Browsing Articles by Subject "Validation"
Now showing items 1-2 of 2
An empirical perspective on activity durations for project management simulation studiesSimulation has played an important role in project-management studies of the last decades, but in order for them to produce practical results, a realistic distribution model for activity durations is indispensable. The construction industry often has needed historical records of project executions, to serve as inputs to the distribution models, but a clearly outlined calibration procedure is not always readily available, nor are their results readily interpretable. This study seeks to illustrate how data from the construction industry can be used to derive realistic input distributions. Therefore, the Parkinson simulation model with a lognormal core is applied to a large empirical dataset from the literature and the results are described. From a discussion of these results, an empirical classification of project executions is presented.
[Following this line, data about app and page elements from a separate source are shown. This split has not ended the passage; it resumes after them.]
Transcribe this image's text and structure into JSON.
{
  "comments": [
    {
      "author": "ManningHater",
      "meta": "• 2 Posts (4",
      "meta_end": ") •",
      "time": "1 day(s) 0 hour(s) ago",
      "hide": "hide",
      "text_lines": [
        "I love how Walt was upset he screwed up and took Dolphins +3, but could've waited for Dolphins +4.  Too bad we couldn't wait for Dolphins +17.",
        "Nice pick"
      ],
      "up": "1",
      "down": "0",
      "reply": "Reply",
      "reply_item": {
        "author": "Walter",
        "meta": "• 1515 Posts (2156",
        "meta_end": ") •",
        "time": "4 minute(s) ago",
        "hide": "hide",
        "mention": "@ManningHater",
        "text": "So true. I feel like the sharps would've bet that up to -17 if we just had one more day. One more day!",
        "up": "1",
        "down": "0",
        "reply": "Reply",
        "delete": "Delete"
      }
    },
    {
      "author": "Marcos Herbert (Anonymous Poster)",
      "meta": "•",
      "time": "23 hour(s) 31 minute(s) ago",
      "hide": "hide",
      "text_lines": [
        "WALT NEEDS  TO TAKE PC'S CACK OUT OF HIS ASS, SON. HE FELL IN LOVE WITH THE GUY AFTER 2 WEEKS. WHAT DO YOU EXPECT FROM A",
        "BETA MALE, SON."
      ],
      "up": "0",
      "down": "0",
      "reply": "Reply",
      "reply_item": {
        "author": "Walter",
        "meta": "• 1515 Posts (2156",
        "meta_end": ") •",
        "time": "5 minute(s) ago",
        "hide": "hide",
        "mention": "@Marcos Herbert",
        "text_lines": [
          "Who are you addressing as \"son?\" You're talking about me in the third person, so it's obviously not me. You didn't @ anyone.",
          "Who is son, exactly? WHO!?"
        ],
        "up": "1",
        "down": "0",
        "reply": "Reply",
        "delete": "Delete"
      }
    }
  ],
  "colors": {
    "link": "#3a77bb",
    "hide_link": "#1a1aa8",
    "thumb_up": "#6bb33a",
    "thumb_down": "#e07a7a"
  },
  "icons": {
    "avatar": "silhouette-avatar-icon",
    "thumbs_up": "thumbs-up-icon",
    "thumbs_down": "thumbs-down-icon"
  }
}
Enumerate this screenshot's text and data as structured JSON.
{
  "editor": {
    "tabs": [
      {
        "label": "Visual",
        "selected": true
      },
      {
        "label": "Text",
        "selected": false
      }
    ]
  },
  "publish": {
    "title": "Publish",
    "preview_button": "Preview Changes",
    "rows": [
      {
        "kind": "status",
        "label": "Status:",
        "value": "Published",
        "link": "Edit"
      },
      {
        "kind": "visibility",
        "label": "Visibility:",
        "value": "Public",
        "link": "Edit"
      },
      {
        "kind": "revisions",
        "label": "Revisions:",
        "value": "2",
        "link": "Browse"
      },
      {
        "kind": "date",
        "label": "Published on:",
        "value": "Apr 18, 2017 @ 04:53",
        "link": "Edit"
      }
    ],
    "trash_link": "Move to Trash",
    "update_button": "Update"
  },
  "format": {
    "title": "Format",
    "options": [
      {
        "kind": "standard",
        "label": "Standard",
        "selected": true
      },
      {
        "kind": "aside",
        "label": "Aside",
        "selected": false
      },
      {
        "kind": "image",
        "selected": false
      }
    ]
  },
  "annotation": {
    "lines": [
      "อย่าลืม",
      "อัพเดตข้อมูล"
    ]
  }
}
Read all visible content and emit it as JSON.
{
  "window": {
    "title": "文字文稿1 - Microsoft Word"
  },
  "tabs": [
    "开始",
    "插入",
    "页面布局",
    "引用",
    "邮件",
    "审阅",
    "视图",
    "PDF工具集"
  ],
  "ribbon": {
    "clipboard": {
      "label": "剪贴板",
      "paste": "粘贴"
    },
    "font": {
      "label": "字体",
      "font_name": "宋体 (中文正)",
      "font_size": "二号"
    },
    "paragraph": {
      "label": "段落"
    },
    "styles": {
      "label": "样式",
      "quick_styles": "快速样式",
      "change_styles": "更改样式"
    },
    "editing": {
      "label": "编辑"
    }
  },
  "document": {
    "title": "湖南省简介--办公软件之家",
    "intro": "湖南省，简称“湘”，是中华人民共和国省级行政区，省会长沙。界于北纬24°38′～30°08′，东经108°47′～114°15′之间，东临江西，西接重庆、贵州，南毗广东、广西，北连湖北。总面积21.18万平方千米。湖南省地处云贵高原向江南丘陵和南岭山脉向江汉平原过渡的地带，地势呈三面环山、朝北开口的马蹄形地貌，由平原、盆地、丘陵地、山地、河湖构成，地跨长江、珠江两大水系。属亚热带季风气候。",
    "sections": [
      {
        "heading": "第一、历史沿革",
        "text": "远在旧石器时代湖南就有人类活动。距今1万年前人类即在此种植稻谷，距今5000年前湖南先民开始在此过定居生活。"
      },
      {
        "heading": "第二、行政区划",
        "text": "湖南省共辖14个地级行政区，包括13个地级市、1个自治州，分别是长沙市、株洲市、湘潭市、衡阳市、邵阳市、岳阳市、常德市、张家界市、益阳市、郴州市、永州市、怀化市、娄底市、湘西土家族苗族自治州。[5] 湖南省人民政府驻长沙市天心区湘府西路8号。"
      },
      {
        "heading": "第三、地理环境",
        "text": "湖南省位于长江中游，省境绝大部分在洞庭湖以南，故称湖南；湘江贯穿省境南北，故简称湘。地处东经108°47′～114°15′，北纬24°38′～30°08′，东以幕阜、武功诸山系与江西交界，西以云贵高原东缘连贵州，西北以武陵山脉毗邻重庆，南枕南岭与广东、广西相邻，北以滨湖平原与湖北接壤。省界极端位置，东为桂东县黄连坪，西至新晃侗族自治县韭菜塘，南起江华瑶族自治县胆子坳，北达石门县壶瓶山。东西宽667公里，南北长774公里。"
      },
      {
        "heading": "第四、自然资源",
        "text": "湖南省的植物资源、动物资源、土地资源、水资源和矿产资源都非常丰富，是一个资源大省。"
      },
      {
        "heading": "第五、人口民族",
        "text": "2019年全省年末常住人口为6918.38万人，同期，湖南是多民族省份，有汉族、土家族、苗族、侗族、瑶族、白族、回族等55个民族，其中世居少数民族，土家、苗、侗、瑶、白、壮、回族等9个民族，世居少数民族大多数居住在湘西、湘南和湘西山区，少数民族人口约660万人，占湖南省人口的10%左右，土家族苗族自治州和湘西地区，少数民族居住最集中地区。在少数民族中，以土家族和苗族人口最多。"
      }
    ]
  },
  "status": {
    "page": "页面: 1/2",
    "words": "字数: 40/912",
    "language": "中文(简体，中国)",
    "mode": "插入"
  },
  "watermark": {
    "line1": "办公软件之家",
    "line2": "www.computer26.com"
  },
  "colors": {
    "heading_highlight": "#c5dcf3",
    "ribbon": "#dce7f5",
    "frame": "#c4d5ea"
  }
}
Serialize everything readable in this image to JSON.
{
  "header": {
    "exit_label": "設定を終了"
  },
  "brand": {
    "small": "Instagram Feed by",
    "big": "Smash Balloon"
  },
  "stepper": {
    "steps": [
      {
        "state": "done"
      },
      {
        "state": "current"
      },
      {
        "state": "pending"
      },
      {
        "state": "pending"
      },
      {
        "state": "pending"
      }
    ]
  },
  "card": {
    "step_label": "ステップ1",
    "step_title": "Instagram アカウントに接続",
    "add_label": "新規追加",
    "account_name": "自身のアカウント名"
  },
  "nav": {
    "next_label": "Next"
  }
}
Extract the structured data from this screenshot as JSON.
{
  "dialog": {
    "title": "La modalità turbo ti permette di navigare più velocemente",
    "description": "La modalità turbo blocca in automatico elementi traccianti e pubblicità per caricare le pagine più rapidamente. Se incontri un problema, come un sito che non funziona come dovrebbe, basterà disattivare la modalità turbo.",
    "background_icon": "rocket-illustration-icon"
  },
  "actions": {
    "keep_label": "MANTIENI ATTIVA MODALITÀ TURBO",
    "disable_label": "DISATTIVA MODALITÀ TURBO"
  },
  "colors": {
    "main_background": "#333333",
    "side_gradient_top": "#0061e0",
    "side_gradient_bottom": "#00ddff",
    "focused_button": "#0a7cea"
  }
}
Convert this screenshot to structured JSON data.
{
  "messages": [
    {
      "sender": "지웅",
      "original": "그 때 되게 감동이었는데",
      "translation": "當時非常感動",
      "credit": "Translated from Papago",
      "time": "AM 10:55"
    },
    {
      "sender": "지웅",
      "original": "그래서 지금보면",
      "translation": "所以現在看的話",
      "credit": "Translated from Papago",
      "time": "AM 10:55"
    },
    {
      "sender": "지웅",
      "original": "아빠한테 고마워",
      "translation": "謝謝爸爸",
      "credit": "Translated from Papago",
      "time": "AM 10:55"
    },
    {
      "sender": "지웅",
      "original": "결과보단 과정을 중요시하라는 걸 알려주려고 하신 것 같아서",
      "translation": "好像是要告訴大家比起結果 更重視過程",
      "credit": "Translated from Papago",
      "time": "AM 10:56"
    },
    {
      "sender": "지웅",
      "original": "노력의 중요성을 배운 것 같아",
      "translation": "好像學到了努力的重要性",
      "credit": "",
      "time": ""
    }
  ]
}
Three possible uses are presented for the calibration procedure and the classification in project management simulation studies. These were validated using a case study of a construction company.
Work continuity constraints in project schedulingRepetitive projects involve the repetition of activities along the stages of the project. Since the resources required to perform these activities move from one stage to the other, a main objective of scheduling these projects is to maintain the continuity of work of these resources so as to minimize the idle time of resources. This requirement, often referred to as work continuity constraints, involves a tradeoff between total project duration and the resource idle time. The contribution of this paper is threefold. First, we provide an extensive literature summary of the topic under study. Although most research papers deal with the scheduling of construction projects, we show that this can be extended to many other environments. Second, we propose an exact search procedure for scheduling repetitive projects with work continuity constraints. This algorithm iteratively shifts repeating activities further in time in order to decrease the resource idle time. We have embedded this recursive search procedure in a horizon-varying algorithm in order to detect the complete tradeoff profile between resource idle time and project duration. The procedure has been coded in Visual C++ and has been validated on a randomly generated problem set. Finally, we illustrate the concepts on three examples. First, the use of our new algorithm is illustrated on a small fictive problem example from literature. In a second example, we show that work continuity constraints involve a tradeoff between total project duration and the resource idle time. A last example describes the scheduling of a well-known real-life project that aims at the construction of a tunnel at the Westerschelde in The Netherlands.